┌────────
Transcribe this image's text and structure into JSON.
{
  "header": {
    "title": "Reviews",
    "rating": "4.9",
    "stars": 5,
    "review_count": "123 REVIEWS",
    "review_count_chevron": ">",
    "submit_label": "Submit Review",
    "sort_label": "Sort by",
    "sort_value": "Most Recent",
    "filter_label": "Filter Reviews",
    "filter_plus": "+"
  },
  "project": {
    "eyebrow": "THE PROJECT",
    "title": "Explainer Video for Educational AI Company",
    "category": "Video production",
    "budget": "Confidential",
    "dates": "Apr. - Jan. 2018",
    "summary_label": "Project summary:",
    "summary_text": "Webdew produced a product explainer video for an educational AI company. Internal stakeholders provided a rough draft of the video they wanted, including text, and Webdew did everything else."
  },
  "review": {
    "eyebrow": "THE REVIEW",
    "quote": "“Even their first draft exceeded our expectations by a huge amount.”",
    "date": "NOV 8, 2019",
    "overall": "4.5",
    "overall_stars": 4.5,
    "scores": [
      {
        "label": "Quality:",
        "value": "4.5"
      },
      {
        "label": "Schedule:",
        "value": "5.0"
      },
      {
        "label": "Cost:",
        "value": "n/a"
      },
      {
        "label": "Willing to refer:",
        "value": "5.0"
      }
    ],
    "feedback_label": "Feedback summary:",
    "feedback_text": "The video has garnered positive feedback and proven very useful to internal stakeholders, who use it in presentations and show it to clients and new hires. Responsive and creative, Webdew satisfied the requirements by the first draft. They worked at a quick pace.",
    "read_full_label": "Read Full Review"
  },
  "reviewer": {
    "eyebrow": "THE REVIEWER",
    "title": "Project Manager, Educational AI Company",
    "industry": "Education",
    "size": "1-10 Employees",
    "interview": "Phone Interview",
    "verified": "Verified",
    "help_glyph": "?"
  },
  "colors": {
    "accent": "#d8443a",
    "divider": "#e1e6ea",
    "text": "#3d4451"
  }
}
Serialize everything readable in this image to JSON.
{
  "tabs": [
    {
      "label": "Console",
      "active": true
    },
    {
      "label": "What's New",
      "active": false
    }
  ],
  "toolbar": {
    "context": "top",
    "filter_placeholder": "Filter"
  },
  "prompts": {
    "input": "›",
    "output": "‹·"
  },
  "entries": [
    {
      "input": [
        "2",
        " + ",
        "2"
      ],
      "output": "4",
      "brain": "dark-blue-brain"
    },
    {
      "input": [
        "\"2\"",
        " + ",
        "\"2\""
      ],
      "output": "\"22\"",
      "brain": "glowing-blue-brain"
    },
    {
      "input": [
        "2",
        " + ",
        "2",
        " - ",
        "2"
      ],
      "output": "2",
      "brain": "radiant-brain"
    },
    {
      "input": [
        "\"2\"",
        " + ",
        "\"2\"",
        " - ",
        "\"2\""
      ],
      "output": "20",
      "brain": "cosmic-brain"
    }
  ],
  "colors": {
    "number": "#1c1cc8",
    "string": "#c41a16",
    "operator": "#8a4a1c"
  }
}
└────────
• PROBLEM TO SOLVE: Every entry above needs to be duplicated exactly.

• RESPONSE TO THE TASK:
Transcribe this image's text and structure into JSON.
{
  "header": {
    "title": "Reviews",
    "rating": "4.9",
    "stars": 5,
    "review_count": "123 REVIEWS",
    "review_count_chevron": ">",
    "submit_label": "Submit Review",
    "sort_label": "Sort by",
    "sort_value": "Most Recent",
    "filter_label": "Filter Reviews",
    "filter_plus": "+"
  },
  "project": {
    "eyebrow": "THE PROJECT",
    "title": "Explainer Video for Educational AI Company",
    "category": "Video production",
    "budget": "Confidential",
    "dates": "Apr. - Jan. 2018",
    "summary_label": "Project summary:",
    "summary_text": "Webdew produced a product explainer video for an educational AI company. Internal stakeholders provided a rough draft of the video they wanted, including text, and Webdew did everything else."
  },
  "review": {
    "eyebrow": "THE REVIEW",
    "quote": "“Even their first draft exceeded our expectations by a huge amount.”",
    "date": "NOV 8, 2019",
    "overall": "4.5",
    "overall_stars": 4.5,
    "scores": [
      {
        "label": "Quality:",
        "value": "4.5"
      },
      {
        "label": "Schedule:",
        "value": "5.0"
      },
      {
        "label": "Cost:",
        "value": "n/a"
      },
      {
        "label": "Willing to refer:",
        "value": "5.0"
      }
    ],
    "feedback_label": "Feedback summary:",
    "feedback_text": "The video has garnered positive feedback and proven very useful to internal stakeholders, who use it in presentations and show it to clients and new hires. Responsive and creative, Webdew satisfied the requirements by the first draft. They worked at a quick pace.",
    "read_full_label": "Read Full Review"
  },
  "reviewer": {
    "eyebrow": "THE REVIEWER",
    "title": "Project Manager, Educational AI Company",
    "industry": "Education",
    "size": "1-10 Employees",
    "interview": "Phone Interview",
    "verified": "Verified",
    "help_glyph": "?"
  },
  "colors": {
    "accent": "#d8443a",
    "divider": "#e1e6ea",
    "text": "#3d4451"
  }
}
Serialize everything readable in this image to JSON.
{
  "tabs": [
    {
      "label": "Console",
      "active": true
    },
    {
      "label": "What's New",
      "active": false
    }
  ],
  "toolbar": {
    "context": "top",
    "filter_placeholder": "Filter"
  },
  "prompts": {
    "input": "›",
    "output": "‹·"
  },
  "entries": [
    {
      "input": [
        "2",
        " + ",
        "2"
      ],
      "output": "4",
      "brain": "dark-blue-brain"
    },
    {
      "input": [
        "\"2\"",
        " + ",
        "\"2\""
      ],
      "output": "\"22\"",
      "brain": "glowing-blue-brain"
    },
    {
      "input": [
        "2",
        " + ",
        "2",
        " - ",
        "2"
      ],
      "output": "2",
      "brain": "radiant-brain"
    },
    {
      "input": [
        "\"2\"",
        " + ",
        "\"2\"",
        " - ",
        "\"2\""
      ],
      "output": "20",
      "brain": "cosmic-brain"
    }
  ],
  "colors": {
    "number": "#1c1cc8",
    "string": "#c41a16",
    "operator": "#8a4a1c"
  }
}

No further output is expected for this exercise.